[[ Dataset excerpts, beginning ]]

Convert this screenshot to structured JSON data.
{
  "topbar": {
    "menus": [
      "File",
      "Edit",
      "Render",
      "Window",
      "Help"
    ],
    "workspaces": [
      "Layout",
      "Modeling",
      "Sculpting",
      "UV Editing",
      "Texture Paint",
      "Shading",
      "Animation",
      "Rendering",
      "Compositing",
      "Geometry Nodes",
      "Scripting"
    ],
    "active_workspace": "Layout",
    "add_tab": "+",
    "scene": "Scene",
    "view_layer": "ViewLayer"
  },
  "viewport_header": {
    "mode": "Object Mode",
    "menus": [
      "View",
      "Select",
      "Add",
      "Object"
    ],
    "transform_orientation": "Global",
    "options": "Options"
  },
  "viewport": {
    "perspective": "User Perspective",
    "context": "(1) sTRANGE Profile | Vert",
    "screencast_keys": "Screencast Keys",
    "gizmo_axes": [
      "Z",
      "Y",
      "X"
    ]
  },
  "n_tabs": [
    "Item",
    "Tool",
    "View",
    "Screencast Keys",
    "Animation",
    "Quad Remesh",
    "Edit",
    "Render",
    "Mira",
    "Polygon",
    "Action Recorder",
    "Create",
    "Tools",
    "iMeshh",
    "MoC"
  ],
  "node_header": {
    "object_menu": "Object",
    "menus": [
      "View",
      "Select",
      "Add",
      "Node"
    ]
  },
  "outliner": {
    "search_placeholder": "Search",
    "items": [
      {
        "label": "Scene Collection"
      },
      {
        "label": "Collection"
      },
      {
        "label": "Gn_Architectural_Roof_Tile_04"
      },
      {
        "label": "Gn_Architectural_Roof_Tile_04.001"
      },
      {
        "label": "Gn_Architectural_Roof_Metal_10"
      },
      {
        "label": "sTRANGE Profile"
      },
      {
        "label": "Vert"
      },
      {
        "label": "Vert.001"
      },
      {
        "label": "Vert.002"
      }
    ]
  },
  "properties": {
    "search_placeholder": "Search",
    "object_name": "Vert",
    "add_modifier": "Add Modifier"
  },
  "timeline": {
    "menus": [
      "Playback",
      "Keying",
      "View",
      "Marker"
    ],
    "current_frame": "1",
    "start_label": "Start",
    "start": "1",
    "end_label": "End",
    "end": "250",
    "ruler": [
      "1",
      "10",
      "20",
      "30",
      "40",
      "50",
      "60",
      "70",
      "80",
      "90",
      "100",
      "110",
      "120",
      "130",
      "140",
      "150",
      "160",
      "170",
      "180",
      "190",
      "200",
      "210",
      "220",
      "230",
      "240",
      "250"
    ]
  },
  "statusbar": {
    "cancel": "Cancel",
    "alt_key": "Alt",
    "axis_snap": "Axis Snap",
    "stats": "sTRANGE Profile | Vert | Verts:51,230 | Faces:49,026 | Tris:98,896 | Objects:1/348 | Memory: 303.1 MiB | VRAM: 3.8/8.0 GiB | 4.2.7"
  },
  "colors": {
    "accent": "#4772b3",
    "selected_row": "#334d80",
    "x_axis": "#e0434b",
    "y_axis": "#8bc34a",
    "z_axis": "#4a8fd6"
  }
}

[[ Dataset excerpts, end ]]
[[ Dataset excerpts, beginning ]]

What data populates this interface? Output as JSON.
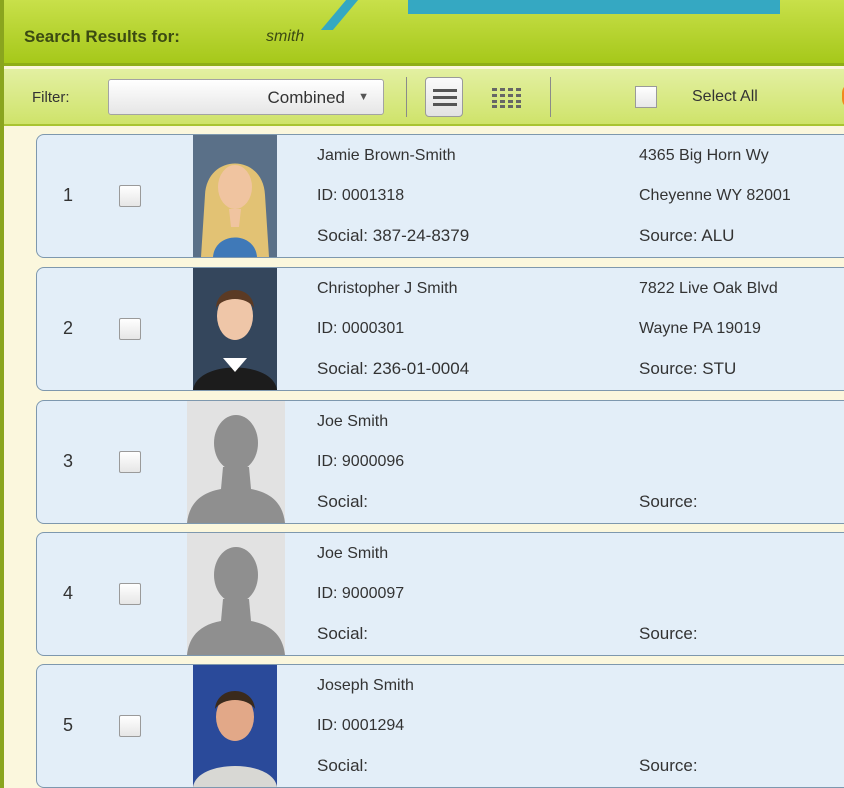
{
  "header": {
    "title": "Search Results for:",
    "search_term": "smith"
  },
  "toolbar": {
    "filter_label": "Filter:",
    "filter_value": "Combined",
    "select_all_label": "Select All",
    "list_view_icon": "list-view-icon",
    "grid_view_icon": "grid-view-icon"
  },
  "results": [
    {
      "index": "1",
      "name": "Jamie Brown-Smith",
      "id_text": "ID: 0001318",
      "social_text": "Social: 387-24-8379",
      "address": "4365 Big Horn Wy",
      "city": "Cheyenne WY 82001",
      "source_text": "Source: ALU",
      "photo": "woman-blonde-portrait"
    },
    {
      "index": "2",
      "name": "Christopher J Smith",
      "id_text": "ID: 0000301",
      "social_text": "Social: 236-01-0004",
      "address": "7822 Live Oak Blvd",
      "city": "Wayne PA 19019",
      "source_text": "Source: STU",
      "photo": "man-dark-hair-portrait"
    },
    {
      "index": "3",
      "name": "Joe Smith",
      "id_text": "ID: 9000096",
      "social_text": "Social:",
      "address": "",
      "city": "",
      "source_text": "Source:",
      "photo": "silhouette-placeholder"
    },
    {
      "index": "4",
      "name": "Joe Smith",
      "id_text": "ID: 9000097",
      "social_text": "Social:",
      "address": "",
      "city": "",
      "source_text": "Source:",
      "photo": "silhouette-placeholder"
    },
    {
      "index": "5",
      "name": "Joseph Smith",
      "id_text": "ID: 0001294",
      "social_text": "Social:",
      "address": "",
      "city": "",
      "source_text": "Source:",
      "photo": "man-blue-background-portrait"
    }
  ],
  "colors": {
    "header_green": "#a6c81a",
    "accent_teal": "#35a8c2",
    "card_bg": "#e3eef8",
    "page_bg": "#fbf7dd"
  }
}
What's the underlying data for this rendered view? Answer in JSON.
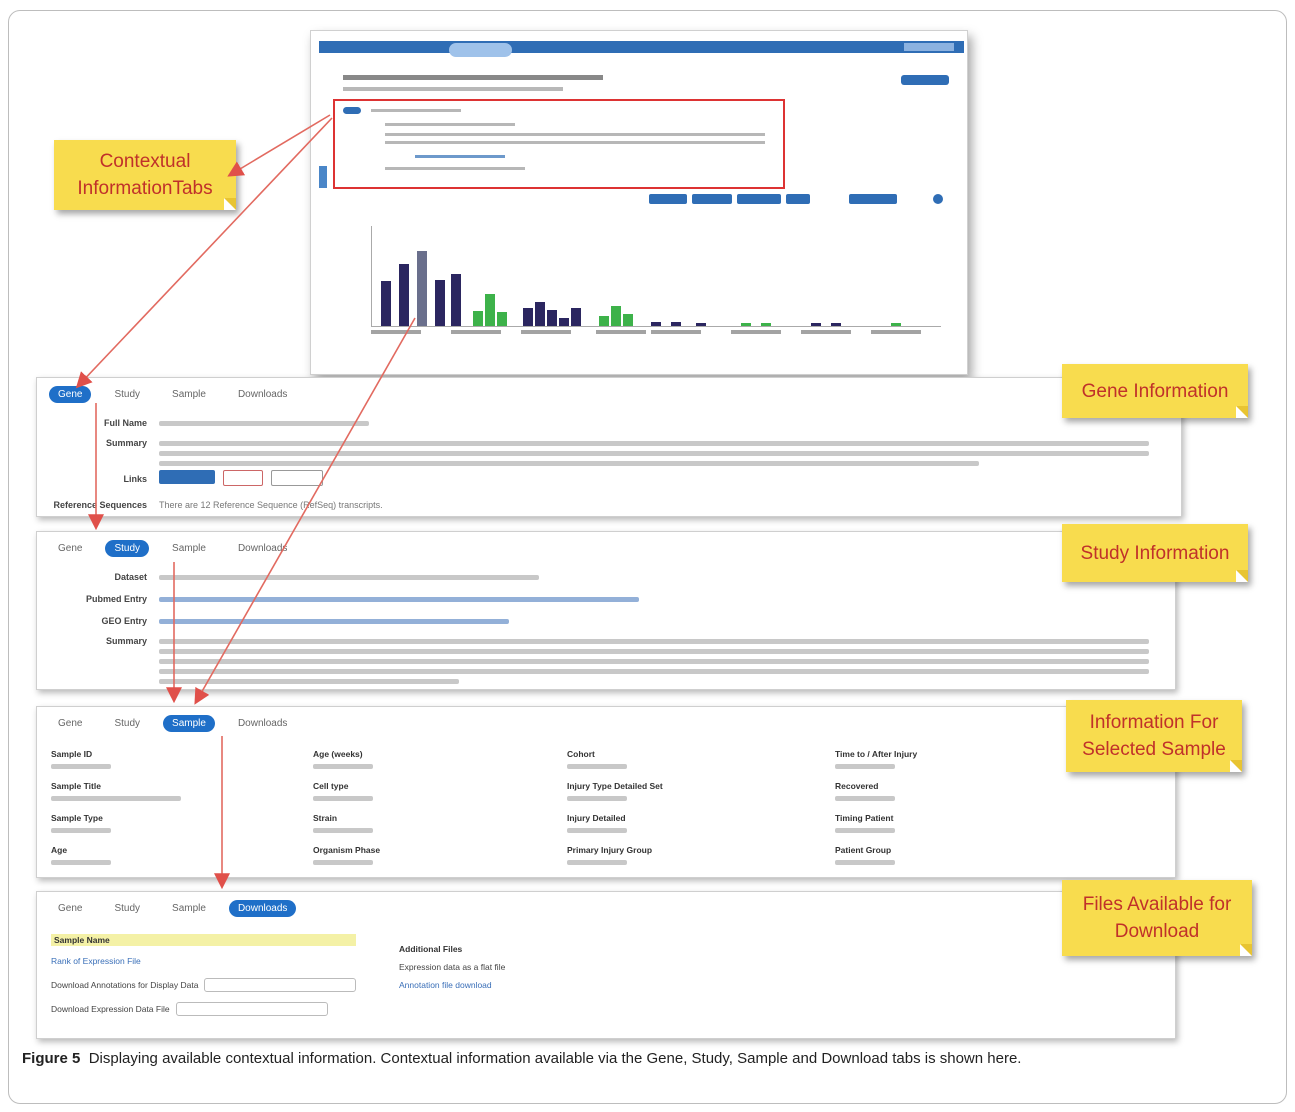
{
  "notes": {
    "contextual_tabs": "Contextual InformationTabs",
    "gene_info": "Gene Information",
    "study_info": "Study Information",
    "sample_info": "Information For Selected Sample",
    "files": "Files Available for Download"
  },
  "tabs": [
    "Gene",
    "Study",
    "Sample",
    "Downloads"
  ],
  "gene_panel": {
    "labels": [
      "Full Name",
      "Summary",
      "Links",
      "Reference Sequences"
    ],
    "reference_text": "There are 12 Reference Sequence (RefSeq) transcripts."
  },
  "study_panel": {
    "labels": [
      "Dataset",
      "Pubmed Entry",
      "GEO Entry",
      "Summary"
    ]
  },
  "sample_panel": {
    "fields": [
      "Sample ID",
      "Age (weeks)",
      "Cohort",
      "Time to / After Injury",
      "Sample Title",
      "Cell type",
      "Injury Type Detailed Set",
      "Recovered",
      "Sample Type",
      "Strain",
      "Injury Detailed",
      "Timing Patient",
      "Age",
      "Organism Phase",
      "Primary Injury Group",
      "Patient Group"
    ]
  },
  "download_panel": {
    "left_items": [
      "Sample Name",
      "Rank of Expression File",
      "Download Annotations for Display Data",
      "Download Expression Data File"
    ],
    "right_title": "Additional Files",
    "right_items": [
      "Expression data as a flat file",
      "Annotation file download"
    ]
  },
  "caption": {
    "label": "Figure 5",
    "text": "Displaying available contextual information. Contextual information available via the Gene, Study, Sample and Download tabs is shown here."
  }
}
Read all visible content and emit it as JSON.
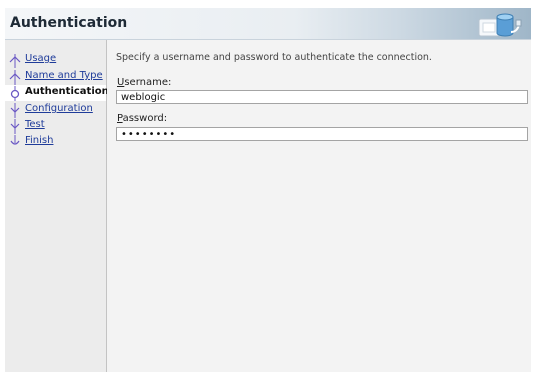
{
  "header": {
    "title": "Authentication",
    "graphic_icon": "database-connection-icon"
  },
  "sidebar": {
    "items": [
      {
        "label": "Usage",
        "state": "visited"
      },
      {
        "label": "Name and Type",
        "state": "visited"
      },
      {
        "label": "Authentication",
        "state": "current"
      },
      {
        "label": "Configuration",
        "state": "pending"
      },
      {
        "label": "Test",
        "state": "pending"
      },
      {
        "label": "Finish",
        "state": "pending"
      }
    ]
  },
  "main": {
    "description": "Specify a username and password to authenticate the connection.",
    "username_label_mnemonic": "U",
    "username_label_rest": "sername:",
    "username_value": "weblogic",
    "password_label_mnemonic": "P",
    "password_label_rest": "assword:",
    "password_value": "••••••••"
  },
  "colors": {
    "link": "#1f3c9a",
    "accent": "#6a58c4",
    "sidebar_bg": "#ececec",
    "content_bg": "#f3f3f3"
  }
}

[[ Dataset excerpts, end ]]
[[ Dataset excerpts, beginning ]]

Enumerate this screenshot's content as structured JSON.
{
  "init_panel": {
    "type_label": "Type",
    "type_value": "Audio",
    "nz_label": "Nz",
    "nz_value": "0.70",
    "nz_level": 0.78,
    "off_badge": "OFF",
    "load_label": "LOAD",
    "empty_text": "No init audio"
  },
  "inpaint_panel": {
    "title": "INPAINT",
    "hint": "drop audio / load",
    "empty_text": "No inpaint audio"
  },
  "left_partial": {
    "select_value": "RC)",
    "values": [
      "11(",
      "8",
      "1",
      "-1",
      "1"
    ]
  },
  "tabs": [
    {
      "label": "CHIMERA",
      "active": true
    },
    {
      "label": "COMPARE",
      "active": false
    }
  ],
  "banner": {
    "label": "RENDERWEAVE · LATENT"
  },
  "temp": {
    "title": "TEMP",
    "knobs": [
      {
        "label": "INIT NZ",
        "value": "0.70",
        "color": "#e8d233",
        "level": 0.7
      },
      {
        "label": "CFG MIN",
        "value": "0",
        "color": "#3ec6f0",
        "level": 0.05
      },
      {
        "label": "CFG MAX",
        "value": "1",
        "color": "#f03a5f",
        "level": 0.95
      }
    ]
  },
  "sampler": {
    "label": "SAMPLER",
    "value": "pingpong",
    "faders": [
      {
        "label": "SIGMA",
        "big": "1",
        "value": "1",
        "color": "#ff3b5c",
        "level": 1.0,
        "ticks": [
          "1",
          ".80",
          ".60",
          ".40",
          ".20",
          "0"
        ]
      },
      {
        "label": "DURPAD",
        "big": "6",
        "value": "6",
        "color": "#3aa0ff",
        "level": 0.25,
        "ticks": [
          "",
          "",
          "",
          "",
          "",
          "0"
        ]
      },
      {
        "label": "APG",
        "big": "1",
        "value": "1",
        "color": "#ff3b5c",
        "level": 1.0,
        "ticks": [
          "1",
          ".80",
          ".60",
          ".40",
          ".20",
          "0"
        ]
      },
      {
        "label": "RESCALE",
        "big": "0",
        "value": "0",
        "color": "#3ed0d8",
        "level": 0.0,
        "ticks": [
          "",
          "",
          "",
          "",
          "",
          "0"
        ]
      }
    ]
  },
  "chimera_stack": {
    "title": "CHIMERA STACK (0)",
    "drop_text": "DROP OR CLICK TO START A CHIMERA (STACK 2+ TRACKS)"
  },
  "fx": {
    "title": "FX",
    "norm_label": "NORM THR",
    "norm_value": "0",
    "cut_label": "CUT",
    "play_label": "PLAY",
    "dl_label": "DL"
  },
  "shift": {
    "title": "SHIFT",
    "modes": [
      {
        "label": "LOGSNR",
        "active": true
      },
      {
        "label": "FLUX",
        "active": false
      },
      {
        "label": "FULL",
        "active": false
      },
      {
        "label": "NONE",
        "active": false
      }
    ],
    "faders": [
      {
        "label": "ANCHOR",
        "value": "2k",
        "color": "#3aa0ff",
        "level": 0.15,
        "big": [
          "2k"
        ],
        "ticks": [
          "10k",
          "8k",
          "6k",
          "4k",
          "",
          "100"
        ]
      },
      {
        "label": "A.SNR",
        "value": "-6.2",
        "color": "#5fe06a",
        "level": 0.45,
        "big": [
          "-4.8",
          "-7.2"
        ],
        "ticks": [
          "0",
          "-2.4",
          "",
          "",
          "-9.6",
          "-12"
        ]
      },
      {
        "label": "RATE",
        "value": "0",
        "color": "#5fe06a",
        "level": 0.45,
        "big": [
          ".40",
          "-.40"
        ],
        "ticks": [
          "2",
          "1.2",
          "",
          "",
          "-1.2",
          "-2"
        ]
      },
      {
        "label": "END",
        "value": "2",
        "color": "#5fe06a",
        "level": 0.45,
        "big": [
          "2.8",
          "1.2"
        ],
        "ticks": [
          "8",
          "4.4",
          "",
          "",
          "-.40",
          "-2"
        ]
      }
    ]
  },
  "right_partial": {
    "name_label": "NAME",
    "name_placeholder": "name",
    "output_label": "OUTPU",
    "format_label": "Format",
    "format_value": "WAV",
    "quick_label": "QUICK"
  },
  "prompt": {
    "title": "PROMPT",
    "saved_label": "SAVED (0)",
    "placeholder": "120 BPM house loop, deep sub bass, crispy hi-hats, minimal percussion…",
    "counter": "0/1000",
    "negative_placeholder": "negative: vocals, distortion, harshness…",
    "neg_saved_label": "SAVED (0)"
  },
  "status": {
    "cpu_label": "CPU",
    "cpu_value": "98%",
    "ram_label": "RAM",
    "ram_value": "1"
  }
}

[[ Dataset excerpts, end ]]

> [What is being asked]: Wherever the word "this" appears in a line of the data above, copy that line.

> [Exercise answer]:
Convert this screenshot to structured JSON data.
What data populates this interface? Output as JSON.
What's the underlying data for this rendered view? Answer in JSON.
Enumerate this screenshot's content as structured JSON.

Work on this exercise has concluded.